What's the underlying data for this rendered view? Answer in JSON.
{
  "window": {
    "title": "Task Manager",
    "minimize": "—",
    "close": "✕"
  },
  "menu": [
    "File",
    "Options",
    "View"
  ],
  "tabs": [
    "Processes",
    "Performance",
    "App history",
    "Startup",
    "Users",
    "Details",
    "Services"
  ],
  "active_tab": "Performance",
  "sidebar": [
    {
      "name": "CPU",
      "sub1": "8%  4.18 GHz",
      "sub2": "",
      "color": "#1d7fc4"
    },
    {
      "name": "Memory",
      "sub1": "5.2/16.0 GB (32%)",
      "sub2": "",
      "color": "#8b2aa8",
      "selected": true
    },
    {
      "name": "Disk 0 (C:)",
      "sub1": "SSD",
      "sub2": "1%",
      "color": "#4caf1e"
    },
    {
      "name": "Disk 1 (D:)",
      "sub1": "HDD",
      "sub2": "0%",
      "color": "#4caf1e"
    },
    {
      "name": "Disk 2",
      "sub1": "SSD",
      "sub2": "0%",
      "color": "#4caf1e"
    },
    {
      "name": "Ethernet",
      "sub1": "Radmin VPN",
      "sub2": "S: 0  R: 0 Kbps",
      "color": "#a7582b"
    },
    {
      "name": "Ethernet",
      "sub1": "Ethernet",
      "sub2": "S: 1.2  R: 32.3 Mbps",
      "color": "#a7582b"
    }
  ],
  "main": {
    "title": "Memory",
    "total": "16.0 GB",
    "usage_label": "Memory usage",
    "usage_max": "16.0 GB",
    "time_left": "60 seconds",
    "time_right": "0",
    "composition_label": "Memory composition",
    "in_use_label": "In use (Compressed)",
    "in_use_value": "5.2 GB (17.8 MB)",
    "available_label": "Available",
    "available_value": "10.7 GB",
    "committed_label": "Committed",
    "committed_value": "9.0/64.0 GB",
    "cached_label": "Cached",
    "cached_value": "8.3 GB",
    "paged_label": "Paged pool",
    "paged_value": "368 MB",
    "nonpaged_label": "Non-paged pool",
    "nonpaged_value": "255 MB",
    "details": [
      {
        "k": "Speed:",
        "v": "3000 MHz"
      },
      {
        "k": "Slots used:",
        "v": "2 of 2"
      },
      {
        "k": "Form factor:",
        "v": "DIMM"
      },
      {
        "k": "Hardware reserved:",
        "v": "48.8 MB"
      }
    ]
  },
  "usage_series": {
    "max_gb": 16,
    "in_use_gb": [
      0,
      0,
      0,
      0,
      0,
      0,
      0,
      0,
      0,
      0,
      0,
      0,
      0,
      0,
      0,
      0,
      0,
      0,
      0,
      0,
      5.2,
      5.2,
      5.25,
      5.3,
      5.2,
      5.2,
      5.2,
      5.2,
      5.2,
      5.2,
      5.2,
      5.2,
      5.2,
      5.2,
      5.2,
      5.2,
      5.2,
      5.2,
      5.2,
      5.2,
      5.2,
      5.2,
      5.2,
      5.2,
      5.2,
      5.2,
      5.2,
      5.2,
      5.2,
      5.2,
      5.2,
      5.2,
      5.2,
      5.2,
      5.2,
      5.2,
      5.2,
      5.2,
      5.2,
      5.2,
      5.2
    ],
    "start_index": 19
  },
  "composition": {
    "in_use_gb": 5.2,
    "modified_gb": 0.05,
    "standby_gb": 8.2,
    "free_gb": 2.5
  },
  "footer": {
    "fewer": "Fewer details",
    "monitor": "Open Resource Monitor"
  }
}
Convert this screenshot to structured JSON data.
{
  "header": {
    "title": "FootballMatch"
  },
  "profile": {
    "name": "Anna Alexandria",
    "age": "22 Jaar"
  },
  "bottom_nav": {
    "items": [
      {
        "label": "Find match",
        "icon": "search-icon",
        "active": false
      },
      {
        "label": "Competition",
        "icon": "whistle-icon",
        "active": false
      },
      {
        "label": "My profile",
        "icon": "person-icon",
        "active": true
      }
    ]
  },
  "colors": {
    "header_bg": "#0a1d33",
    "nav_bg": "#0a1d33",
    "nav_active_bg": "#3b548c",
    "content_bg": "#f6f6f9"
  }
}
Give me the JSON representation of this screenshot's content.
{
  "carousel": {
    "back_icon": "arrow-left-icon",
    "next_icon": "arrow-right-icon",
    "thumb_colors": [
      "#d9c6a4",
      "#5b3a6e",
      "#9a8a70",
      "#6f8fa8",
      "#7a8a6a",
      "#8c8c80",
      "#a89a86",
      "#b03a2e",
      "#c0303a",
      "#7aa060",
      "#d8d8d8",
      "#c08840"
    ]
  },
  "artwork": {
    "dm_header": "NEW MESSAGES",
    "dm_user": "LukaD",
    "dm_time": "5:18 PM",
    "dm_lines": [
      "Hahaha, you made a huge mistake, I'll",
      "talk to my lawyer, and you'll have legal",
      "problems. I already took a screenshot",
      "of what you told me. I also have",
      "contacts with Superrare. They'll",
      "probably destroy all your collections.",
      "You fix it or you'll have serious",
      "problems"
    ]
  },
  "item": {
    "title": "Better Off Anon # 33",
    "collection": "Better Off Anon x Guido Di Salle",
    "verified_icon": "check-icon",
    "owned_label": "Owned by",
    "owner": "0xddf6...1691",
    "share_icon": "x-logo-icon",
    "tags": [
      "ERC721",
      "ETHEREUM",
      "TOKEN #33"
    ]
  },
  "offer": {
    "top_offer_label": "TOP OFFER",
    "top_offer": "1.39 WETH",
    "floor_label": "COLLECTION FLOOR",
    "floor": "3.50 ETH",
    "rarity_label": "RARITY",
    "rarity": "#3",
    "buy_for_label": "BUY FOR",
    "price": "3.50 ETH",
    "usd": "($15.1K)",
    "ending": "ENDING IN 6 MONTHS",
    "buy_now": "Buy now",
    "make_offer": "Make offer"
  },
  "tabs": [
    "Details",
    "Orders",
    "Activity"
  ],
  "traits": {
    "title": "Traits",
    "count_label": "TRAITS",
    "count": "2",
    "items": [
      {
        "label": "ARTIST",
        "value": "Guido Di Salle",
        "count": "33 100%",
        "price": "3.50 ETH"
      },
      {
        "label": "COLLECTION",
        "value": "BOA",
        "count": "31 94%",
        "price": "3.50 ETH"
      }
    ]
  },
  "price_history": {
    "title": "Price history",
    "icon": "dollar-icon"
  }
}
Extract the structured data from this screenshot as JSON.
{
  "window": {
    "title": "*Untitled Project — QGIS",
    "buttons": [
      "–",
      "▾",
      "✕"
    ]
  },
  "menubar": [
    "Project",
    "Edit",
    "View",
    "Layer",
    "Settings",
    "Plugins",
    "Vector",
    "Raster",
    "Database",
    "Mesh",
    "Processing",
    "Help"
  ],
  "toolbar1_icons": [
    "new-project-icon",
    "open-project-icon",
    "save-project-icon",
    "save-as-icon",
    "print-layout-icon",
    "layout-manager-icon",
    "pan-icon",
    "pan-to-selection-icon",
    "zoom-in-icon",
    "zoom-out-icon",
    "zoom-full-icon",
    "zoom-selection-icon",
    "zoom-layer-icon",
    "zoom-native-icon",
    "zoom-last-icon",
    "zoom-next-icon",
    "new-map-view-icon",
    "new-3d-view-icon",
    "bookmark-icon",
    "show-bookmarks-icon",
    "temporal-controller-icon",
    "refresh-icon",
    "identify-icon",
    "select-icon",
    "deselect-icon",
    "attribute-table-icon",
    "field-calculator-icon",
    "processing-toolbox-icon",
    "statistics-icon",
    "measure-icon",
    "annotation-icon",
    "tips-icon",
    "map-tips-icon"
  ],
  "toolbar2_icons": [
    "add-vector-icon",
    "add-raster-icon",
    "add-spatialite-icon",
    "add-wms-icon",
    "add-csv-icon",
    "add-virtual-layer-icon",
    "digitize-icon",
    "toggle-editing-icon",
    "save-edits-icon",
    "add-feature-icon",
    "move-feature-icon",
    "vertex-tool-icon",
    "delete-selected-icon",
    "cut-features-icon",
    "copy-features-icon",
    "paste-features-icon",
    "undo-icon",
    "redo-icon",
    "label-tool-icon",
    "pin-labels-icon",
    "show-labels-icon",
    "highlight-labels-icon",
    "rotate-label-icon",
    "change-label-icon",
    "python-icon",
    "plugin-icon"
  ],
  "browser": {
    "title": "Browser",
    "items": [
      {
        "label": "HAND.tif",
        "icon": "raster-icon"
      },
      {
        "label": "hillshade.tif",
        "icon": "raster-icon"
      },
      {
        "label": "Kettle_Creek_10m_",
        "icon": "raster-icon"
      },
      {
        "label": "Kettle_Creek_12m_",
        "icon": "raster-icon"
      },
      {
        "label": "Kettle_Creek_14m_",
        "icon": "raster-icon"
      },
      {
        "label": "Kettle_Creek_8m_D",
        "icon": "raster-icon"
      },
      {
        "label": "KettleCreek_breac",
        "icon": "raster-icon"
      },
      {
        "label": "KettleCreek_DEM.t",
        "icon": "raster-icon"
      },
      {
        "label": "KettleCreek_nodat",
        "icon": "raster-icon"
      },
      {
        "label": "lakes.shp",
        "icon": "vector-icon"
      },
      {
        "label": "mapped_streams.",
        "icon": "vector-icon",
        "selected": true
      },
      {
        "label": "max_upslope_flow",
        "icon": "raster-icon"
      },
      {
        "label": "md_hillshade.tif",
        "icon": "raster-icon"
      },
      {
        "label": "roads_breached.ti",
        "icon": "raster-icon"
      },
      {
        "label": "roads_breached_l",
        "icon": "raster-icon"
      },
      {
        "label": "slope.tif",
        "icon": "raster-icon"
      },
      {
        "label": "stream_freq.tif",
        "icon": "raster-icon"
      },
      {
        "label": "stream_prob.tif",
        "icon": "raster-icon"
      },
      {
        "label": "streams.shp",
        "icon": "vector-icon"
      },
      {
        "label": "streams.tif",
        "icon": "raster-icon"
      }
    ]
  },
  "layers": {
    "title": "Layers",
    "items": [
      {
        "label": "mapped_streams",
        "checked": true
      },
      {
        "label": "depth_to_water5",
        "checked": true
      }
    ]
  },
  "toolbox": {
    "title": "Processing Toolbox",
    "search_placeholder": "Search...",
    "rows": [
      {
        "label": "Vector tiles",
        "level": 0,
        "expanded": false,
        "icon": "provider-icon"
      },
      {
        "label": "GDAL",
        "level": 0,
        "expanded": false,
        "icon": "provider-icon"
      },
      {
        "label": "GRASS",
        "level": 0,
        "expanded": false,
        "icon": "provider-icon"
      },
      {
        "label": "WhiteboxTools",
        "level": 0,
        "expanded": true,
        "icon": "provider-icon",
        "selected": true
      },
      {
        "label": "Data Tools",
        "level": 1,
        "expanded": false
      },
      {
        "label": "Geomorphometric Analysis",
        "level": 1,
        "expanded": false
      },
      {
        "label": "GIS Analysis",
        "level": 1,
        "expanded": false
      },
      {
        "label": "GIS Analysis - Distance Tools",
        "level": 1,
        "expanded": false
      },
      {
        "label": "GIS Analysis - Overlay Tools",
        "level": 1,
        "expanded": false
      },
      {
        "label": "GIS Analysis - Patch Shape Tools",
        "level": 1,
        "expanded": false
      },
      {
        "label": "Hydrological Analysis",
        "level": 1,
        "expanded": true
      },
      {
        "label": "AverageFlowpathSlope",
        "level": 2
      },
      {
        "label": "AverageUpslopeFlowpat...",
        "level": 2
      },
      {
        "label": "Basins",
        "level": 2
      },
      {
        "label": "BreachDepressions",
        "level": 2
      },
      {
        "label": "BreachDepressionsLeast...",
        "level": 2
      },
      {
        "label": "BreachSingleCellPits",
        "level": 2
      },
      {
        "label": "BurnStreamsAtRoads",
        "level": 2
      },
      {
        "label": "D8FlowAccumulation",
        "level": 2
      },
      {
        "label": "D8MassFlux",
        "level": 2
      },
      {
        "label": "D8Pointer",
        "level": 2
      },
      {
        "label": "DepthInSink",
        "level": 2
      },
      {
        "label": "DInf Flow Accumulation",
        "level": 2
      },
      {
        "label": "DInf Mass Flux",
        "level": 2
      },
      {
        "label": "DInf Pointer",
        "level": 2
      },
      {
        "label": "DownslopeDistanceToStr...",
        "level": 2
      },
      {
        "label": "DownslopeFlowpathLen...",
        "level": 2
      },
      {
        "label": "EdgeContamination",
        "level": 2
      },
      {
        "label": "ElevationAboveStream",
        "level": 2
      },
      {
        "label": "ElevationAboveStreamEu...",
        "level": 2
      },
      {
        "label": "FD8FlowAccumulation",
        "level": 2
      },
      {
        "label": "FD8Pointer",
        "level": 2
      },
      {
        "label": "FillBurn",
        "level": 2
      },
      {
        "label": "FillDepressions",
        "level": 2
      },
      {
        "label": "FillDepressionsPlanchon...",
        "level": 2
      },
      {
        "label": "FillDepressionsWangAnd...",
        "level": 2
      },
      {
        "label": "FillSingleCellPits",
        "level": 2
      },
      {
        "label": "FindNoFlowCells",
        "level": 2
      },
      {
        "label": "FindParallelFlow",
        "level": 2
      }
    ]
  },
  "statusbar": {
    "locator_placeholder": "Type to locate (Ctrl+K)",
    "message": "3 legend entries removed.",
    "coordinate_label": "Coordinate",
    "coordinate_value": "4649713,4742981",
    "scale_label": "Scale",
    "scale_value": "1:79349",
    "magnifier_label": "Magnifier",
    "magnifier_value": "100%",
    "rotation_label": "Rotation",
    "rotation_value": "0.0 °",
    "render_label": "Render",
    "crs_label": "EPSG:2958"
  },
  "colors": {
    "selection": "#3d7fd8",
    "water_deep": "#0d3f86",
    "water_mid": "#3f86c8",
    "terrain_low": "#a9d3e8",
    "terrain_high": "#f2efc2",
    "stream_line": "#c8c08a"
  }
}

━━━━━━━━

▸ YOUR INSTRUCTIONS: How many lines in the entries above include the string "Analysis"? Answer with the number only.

▸ EXERCISE ANSWER: 6